I recently discovered a similar quote by Abraham Lincoln: "If I only had an hour to chop down a tree, I would spend the first 45 minutes sharpening my axe."
Thinking about Einstein’s 55:5 ratio and Lincoln’s 45:15 ratio, I wondered how these ratios might map to structured problem-solving procedures. In manufacturing, the two most common problem-solving procedures are define, measure, analyze, improve and control (DMAIC) and 8D. Einstein and Lincoln’s quotes suggest that in DMAIC, we must spend the vast majority of our time on the first three steps (define, measure and analyze) and less time on the last steps (improve and control). The quotes also suggest that if we focus intently on the first four steps in 8D (team formation, problem definition, containment and root cause analysis), we would not need to spend so much time on the final steps (corrective action, verification, prevention and congratulations).
There’s urgency when we first hear about a problem—there may be a line shutdown in the factory, a phone call from a frustrated field technician or an email from an angry customer. If it’s a recurring problem, there’s the added reminder of the previous unsuccessful efforts. The person with the problem just wants it to go away as quickly as possible, and the problem-solvers also want to resolve it in as little time as possible because they have other responsibilities that are being interrupted. Who can take the time for structured problem-solving?
Whatever the urgency, effective problem-solvers have the self-discipline to develop a complete description of the problem. They may be tempted to ask, "Have you tried ___?" But then they slow down and ask, "Who first noticed the problem?" and all those other tedious Who? What? When? Where? Why? How? How many? questions. This takes discipline.
Even if the team hasn’t decided whether to follow DMAIC or 8D, the first two steps of the 8D process are helpful early in problem-solving. Effective teams often ask the people reporting the problem to provide photos or videos, describe the failure mode precisely, or provide data from products that are working well and products that are failing. It often helps to make a formal request for the people who experience the problem to join the problem-solving team.
Einstein and Lincoln’s ratios also help focus effective problem-solvers on root cause analysis. Especially in customer-supplier problem-solving, it is easy for one side to assign responsibility to the other before understanding the failure mode in detail. This can set up an unnecessarily adversarial relationship, which makes it even more difficult to understand the problem in full.
Experienced problem-solvers know that, in many cases, it is necessary to "circle back" to earlier steps in the problem-solving process.

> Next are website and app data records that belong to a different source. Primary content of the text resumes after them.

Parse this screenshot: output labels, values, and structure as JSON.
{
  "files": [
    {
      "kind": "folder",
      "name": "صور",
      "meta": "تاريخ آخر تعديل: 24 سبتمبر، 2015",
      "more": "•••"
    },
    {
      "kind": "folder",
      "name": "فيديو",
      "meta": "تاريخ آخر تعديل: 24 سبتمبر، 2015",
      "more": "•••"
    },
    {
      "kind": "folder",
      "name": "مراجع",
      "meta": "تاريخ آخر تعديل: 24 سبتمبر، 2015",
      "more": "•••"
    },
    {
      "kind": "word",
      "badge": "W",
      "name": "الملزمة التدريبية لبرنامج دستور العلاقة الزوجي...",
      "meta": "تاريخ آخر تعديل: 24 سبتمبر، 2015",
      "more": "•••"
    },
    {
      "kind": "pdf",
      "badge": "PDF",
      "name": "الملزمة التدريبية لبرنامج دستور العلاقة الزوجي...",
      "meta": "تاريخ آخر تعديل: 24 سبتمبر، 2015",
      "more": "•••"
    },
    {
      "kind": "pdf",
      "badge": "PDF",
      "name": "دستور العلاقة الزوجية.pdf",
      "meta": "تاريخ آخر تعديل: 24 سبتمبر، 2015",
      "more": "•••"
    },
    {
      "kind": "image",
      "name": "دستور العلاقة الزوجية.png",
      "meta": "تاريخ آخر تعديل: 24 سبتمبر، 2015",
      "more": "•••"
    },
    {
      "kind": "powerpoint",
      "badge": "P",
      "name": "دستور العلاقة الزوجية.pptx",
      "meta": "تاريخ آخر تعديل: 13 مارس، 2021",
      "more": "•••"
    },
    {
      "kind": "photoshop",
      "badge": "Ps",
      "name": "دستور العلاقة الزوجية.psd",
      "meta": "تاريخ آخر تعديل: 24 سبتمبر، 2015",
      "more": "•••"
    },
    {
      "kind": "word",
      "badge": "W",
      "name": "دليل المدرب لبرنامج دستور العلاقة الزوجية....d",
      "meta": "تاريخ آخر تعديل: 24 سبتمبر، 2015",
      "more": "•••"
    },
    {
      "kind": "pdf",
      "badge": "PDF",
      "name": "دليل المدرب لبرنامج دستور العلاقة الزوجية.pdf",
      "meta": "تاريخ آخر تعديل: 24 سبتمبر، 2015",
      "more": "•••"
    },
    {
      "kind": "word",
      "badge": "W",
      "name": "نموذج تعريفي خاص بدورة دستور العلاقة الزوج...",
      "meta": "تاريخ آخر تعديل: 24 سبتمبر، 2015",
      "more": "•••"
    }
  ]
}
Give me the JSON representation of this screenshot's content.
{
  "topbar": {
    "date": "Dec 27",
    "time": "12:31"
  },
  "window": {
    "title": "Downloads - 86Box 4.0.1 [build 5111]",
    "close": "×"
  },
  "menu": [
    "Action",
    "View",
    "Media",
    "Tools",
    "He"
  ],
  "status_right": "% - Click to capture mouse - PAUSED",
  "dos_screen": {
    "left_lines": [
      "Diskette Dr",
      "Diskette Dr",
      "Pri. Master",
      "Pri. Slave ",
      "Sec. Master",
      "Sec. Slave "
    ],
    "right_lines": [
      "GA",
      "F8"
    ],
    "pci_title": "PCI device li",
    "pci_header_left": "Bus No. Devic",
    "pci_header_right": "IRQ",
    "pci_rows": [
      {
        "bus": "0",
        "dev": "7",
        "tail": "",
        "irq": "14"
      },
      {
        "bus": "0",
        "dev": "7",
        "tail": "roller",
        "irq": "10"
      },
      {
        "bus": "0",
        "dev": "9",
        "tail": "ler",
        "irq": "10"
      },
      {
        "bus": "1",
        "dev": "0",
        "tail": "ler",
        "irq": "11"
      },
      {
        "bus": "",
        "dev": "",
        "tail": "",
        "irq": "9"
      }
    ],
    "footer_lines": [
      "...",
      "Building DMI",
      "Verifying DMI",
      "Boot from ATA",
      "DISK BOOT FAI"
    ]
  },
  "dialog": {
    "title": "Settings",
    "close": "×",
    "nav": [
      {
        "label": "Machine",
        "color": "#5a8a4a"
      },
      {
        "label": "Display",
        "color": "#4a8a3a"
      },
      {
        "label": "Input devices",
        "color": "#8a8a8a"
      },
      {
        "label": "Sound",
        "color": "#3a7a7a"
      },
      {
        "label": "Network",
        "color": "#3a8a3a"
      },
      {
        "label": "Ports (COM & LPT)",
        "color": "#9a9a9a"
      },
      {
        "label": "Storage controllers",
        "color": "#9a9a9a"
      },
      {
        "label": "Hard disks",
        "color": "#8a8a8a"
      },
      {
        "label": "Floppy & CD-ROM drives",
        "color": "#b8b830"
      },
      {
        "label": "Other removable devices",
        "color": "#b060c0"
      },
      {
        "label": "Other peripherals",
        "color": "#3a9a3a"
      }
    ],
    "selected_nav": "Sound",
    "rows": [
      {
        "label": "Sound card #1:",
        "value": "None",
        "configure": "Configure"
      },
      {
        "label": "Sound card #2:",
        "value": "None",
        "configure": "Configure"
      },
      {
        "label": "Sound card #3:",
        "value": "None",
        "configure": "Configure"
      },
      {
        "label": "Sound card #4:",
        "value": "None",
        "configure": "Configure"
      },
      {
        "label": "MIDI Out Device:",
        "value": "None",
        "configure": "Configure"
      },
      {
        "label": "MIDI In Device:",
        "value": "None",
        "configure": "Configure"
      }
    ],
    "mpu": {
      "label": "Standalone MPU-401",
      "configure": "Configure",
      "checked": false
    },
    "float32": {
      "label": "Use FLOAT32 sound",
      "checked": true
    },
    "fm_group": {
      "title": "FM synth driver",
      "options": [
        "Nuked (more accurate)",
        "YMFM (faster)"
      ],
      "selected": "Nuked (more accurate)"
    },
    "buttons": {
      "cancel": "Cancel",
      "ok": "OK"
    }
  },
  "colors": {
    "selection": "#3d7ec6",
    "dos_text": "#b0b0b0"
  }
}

The problem definition may need additional details, the team may need another member, or understanding the failure mode may give a clue to improve containment. In cases like this, when everyone involved is eager for solutions (when will you be done?), Einstein and Lincoln remind us that we must take the time to complete the first steps of problem-solving. Spending this time at the beginning of the problem-solving process is an investment worth making.
Art Spooner is a senior global supplier quality manager at Life Fitness in Franklin Park, IL. He has a master’s degree from Northwestern University in Evanston, IL. An ASQ senior member, he is an ASQ-certified quality manager and Six Sigma Black Belt.